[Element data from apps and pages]
——————
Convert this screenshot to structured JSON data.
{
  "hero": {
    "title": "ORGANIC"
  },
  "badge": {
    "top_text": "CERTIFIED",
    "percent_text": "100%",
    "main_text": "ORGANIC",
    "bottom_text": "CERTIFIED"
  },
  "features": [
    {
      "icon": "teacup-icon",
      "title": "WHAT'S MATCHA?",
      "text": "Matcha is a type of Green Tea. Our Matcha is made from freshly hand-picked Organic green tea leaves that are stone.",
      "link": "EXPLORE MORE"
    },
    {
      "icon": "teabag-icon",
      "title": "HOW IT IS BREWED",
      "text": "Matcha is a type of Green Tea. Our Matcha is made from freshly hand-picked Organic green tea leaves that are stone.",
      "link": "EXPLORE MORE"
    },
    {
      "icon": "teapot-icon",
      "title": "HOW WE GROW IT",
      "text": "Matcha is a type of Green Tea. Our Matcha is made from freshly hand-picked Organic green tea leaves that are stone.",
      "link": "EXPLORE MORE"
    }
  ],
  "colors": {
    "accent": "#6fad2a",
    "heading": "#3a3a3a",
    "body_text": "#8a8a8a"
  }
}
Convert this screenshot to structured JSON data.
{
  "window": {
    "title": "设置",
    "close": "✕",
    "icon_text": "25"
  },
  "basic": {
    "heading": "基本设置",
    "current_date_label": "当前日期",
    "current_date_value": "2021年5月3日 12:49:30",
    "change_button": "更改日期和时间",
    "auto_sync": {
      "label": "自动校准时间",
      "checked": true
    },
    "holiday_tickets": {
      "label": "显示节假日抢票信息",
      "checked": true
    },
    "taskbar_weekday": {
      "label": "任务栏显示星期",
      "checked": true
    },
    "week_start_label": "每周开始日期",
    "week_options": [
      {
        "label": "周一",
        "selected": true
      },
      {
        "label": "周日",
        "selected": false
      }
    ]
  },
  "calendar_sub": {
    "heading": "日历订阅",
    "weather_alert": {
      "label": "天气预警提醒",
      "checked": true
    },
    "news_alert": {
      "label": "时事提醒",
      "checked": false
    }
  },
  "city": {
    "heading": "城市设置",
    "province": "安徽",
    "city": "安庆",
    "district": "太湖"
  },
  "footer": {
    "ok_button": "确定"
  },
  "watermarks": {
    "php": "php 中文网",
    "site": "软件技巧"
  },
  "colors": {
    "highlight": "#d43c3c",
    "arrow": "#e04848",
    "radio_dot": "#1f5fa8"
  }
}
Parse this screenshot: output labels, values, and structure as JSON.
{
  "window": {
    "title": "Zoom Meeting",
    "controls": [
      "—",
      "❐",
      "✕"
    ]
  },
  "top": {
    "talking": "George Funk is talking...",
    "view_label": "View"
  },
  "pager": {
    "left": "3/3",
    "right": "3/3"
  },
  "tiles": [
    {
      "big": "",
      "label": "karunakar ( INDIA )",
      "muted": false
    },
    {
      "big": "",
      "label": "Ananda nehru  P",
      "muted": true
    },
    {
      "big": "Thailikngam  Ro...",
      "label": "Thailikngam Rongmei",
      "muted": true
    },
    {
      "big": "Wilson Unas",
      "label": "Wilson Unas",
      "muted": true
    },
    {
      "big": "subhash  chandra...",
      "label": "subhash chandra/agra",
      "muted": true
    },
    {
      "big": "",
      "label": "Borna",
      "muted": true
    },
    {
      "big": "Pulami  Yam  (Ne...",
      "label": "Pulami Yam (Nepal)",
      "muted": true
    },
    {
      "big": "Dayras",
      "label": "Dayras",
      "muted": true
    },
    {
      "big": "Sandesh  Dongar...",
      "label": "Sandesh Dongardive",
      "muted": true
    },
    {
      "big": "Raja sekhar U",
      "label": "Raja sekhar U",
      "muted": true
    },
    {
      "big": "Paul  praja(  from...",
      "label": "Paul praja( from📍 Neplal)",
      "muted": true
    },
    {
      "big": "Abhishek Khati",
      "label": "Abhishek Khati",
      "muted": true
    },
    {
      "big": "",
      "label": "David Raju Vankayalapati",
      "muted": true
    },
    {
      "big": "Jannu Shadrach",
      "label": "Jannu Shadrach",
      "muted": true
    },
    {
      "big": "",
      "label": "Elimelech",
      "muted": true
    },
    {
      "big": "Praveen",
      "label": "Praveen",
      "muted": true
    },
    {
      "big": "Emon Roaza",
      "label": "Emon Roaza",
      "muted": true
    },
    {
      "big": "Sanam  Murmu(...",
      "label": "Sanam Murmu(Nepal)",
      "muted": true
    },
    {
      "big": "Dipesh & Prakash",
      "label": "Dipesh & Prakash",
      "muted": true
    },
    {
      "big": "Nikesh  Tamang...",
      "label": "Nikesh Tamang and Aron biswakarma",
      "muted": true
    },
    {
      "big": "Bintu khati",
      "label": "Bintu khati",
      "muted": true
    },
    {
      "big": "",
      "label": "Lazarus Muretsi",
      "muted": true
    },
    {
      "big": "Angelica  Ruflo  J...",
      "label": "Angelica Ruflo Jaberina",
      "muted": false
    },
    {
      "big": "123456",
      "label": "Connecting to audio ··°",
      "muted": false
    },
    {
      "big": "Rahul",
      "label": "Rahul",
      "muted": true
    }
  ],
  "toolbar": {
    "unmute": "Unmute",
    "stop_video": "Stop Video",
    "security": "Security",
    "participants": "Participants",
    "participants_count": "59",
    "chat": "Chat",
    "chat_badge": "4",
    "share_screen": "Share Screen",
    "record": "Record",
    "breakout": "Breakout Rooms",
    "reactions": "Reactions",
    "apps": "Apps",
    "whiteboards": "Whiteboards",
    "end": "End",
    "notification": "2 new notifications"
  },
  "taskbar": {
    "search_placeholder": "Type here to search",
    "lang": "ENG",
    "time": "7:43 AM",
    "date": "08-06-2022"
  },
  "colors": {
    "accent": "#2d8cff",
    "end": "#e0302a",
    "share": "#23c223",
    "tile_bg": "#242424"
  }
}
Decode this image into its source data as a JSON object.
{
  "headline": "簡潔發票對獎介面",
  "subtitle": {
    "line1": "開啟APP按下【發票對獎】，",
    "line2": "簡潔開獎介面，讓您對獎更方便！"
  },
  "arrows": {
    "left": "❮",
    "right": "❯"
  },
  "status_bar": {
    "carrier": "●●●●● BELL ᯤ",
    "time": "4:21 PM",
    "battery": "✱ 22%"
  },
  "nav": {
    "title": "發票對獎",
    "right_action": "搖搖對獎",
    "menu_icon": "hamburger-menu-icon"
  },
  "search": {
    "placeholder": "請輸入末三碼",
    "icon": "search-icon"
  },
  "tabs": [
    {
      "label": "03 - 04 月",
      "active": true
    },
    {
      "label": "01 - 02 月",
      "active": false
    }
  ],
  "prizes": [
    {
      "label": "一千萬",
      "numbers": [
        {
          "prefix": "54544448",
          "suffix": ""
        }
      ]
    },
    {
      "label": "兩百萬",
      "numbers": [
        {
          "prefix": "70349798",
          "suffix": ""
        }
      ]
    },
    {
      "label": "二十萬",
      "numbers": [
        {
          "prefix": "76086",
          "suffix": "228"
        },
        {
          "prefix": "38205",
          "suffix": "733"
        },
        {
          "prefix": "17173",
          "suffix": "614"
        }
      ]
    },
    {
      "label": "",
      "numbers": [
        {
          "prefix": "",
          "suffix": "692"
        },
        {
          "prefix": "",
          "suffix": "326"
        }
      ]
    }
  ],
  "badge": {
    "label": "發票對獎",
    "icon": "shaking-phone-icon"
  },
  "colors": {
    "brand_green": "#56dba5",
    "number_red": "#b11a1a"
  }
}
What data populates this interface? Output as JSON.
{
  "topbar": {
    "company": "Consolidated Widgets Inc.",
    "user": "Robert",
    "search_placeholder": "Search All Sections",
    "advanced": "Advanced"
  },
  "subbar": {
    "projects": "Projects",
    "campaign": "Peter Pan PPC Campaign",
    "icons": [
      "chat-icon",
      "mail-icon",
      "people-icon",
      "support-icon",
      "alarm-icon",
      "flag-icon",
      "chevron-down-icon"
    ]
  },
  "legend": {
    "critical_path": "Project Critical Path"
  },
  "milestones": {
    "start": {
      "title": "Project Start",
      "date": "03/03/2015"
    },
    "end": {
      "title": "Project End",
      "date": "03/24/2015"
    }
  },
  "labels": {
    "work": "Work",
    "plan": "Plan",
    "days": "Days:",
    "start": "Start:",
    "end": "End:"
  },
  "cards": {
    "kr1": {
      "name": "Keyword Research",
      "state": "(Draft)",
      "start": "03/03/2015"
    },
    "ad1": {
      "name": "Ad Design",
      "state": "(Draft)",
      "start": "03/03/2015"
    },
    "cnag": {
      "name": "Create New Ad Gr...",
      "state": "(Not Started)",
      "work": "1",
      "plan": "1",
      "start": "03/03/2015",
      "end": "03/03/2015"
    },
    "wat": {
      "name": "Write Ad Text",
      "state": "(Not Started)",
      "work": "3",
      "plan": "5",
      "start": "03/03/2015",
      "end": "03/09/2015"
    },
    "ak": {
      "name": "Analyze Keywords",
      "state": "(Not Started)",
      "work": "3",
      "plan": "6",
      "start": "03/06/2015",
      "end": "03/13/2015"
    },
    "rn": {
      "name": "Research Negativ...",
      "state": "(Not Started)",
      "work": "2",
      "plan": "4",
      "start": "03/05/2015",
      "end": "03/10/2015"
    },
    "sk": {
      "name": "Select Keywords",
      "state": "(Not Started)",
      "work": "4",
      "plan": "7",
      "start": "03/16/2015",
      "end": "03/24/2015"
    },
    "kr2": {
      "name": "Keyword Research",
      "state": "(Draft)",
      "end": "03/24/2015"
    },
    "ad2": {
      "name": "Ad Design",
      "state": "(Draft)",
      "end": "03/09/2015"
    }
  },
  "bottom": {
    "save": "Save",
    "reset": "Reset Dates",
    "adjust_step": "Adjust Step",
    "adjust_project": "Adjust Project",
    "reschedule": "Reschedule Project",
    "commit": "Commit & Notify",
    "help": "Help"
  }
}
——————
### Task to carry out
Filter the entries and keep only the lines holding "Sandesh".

### Written answer
      "big": "Sandesh  Dongar...",
      "label": "Sandesh Dongardive",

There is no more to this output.